Everyone who has ever worn a wetsuit, or surfed somewhere warm without one, will have felt that burning sensation from your chest, neck or armpits being rubbed raw. It usually means time out of the water and no one wants to miss a good swell for a surf rash that is completely preventable by wearing a rash vest.
What causes surf rash?
There are two kinds of surf rash – wetsuit rash and board (or wax) rash.
- Wetsuit rash is caused by a wetsuit, usually a poorly fitting one, rubbing against the skin as your body twists and turns during surfing. Surfers are prone to getting it under the arm pits as they paddle or on the back of the neck from the zip or the back panel neoprene. While the neck and armpits are where it most frequently occurs, you can get it anywhere – behind the knees, naval, the inside of your elbows, anywhere the wetsuit touches your skin.
- Where as board rash is caused by the waxed surface of your surfboard (or bodyboard) chaffing your chest and stomach region as you paddle when not wearing a wetsuit, usually in tropical waters.
How do I prevent surf rash?
One of the simplest ways to prevent wetsuit or board rash is to buy a rash vest (sometimes called a rash guard or rashy).
Buying a Rash Vest
It’s fairly easy to choose a rash vest as there are only a few different kinds to pick from.
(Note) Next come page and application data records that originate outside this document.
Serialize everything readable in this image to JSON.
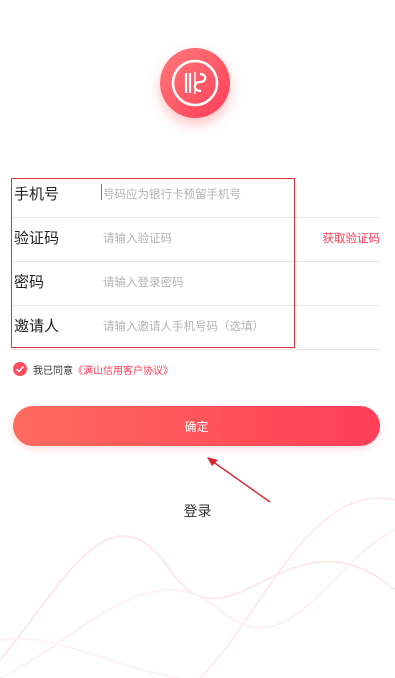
{
  "logo": {
    "icon": "brand-logo-icon"
  },
  "form": {
    "phone": {
      "label": "手机号",
      "placeholder": "号码应为银行卡预留手机号"
    },
    "code": {
      "label": "验证码",
      "placeholder": "请输入验证码",
      "send_label": "获取验证码"
    },
    "password": {
      "label": "密码",
      "placeholder": "请输入登录密码"
    },
    "inviter": {
      "label": "邀请人",
      "placeholder": "请输入邀请人手机号码（选填）"
    }
  },
  "agreement": {
    "checked": true,
    "prefix": "我已同意",
    "link": "《满山信用客户协议》"
  },
  "buttons": {
    "confirm": "确定",
    "login": "登录"
  },
  "colors": {
    "accent": "#ff3d57",
    "accent_start": "#ff6b5e",
    "annotation": "#e0303b"
  }
}
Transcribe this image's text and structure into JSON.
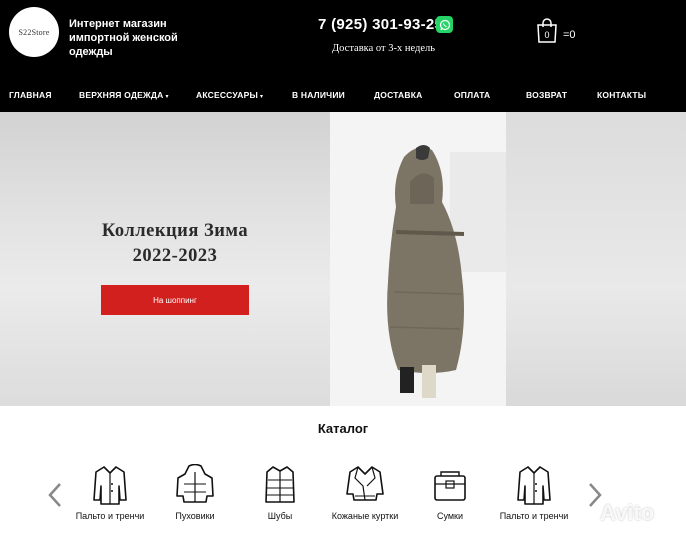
{
  "header": {
    "logo_text": "S22Store",
    "tagline": "Интернет магазин импортной женской одежды",
    "phone": "7 (925) 301-93-25",
    "delivery": "Доставка от 3-х недель",
    "cart_count": "=0"
  },
  "nav": [
    {
      "label": "ГЛАВНАЯ"
    },
    {
      "label": "ВЕРХНЯЯ ОДЕЖДА"
    },
    {
      "label": "АКСЕССУАРЫ"
    },
    {
      "label": "В НАЛИЧИИ"
    },
    {
      "label": "ДОСТАВКА"
    },
    {
      "label": "ОПЛАТА"
    },
    {
      "label": "ВОЗВРАТ"
    },
    {
      "label": "КОНТАКТЫ"
    }
  ],
  "hero": {
    "title_line1": "Коллекция Зима",
    "title_line2": "2022-2023",
    "button": "На шоппинг"
  },
  "catalog": {
    "title": "Каталог",
    "items": [
      {
        "label": "Пальто и тренчи",
        "icon": "coat-icon"
      },
      {
        "label": "Пуховики",
        "icon": "puffer-jacket-icon"
      },
      {
        "label": "Шубы",
        "icon": "fur-coat-icon"
      },
      {
        "label": "Кожаные куртки",
        "icon": "leather-jacket-icon"
      },
      {
        "label": "Сумки",
        "icon": "bag-icon"
      },
      {
        "label": "Пальто и тренчи",
        "icon": "coat-icon"
      }
    ]
  },
  "watermark": "Avito",
  "colors": {
    "header_bg": "#000000",
    "accent_button": "#d2201f",
    "whatsapp": "#25d366"
  }
}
The colours may vary wildly but the only thing you need to worry about is whether to go for short sleeve or long sleeve and whether to choose a close-fit or loose-fit.
The first rash vests were short sleeved with a long neck and made with Lycra stitched together with overlocked seams. The problem with an overlocked seam is that the rash vest can only be worn the correct way round, otherwise it may cause even more rash!
Virtually all rash vests now have flat-locked seams which lie flat against your skin and are far more comfortable.
Short Sleeve or Long Sleeve Rash Vests?
Whether you choose a short sleeve or a long sleeve rash vest is entirely down to personal preference. If you suffer from elbow rash (trust me, it’s real) then a long sleeve is the way forward. If it’s just armpits and neck that are taking the brunt of the punishment then a short sleeve will be fine.
There has been a fashion for low cut necks on rash vests over the last few years but make sure there is still enough fabric to cover the wetsuit neck. If the rash vest sits lower than the highest point of the wetsuit on your neck, then you will still get a rash.
If you’re lucky enough to be heading to the tropics then a long sleeve rash vest might be more appropriate. The long sleeve will provide excellent sun protection for those just off the plane and you won’t get any unpleasant board (wax) rash. If you like brown arms (and the sharpest, hardest tan lines that it’s possible to get) then head for the short sleeve option.
Close-Fit or Loose-Fit?
The vast majority of rash vests are close-fit. They cling to the skin to provide a reduced friction surface that the wetsuit will easily slide over, minimising wetsuit rash.
If you want a rash vest to be worn underneath a wetsuit but also double as a sun protector as well as preventing board rash then a close-fit rash vest would be ideal.
Loose-fit rash vests (or surf tee’s) come into their own in the tropics. They prevent board rash and give excellent UV protection (something that a normal t-shirt will not do when it get’s wet) as well as being very comfortable to wear. They also look more like a t-shirt so if you’re not quite sporting that six-pack yet, then no one will know. Loose fit rash vests are not suitable for wearing under a wetsuit. They will bunch up beneath the armpits and be just as painful as wetsuit rash.
Which Rash Vest Should I Buy?
In a nutshell, the short sleeve close-fit rash vest is by far the most popular and will be more than adequate for most surfers. You can use it in the tropics for sun protection when surfing without a wetsuit or when using a wetsuit in colder water.
If you can afford it then buy a close-fit rash vest for wearing with a wetsuit at home and a loose-fit one for the tropics.